**Records provided:**
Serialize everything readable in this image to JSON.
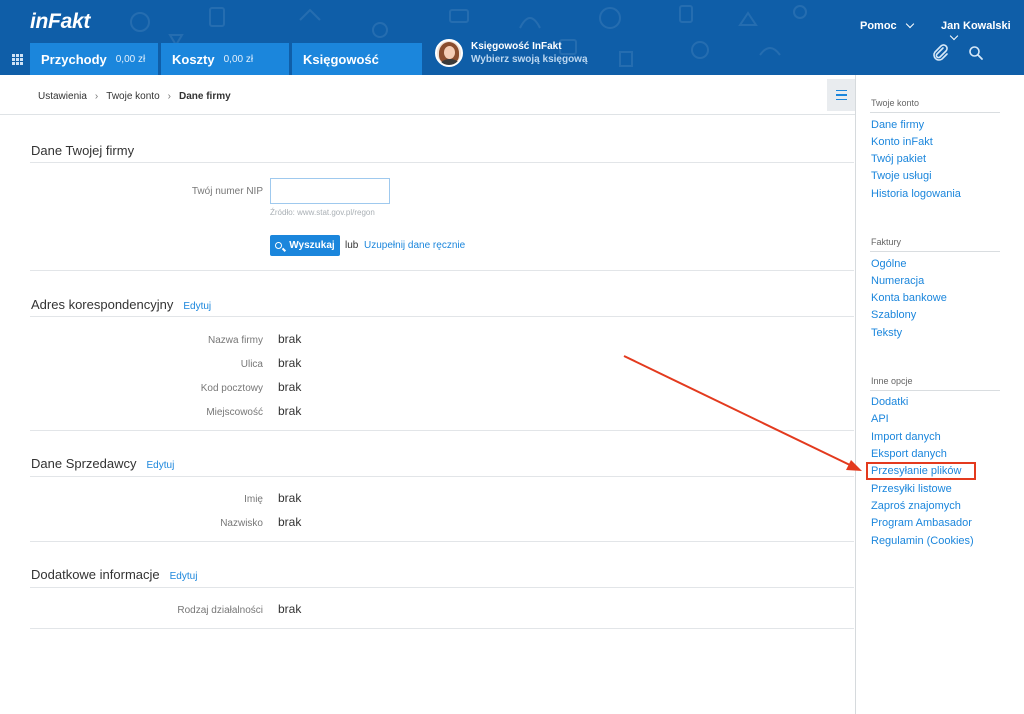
{
  "header": {
    "logo": "inFakt",
    "help_label": "Pomoc",
    "user_name": "Jan Kowalski",
    "tabs": [
      {
        "label": "Przychody",
        "value": "0,00 zł"
      },
      {
        "label": "Koszty",
        "value": "0,00 zł"
      },
      {
        "label": "Księgowość",
        "value": ""
      }
    ],
    "accountant": {
      "name": "Księgowość InFakt",
      "subtitle": "Wybierz swoją księgową"
    },
    "icons": [
      "apps-icon",
      "paperclip-icon",
      "search-icon",
      "chevron-down-icon"
    ]
  },
  "breadcrumb": [
    "Ustawienia",
    "Twoje konto",
    "Dane firmy"
  ],
  "main": {
    "company": {
      "title": "Dane Twojej firmy",
      "nip_label": "Twój numer NIP",
      "nip_value": "",
      "source": "Źródło: www.stat.gov.pl/regon",
      "search_button": "Wyszukaj",
      "or_text": "lub",
      "manual_link": "Uzupełnij dane ręcznie"
    },
    "address": {
      "title": "Adres korespondencyjny",
      "edit": "Edytuj",
      "rows": [
        {
          "label": "Nazwa firmy",
          "value": "brak"
        },
        {
          "label": "Ulica",
          "value": "brak"
        },
        {
          "label": "Kod pocztowy",
          "value": "brak"
        },
        {
          "label": "Miejscowość",
          "value": "brak"
        }
      ]
    },
    "seller": {
      "title": "Dane Sprzedawcy",
      "edit": "Edytuj",
      "rows": [
        {
          "label": "Imię",
          "value": "brak"
        },
        {
          "label": "Nazwisko",
          "value": "brak"
        }
      ]
    },
    "extra": {
      "title": "Dodatkowe informacje",
      "edit": "Edytuj",
      "rows": [
        {
          "label": "Rodzaj działalności",
          "value": "brak"
        }
      ]
    }
  },
  "sidebar": {
    "groups": [
      {
        "heading": "Twoje konto",
        "items": [
          "Dane firmy",
          "Konto inFakt",
          "Twój pakiet",
          "Twoje usługi",
          "Historia logowania"
        ]
      },
      {
        "heading": "Faktury",
        "items": [
          "Ogólne",
          "Numeracja",
          "Konta bankowe",
          "Szablony",
          "Teksty"
        ]
      },
      {
        "heading": "Inne opcje",
        "items": [
          "Dodatki",
          "API",
          "Import danych",
          "Eksport danych",
          "Przesyłanie plików",
          "Przesyłki listowe",
          "Zaproś znajomych",
          "Program Ambasador",
          "Regulamin (Cookies)"
        ]
      }
    ],
    "highlighted_item": "Przesyłanie plików"
  },
  "colors": {
    "header_bg": "#0f5ea8",
    "tab_bg": "#1b86dc",
    "link": "#1b86dc",
    "annotation": "#e33a1e"
  }
}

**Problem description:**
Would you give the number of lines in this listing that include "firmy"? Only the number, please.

**Expected answer:**
4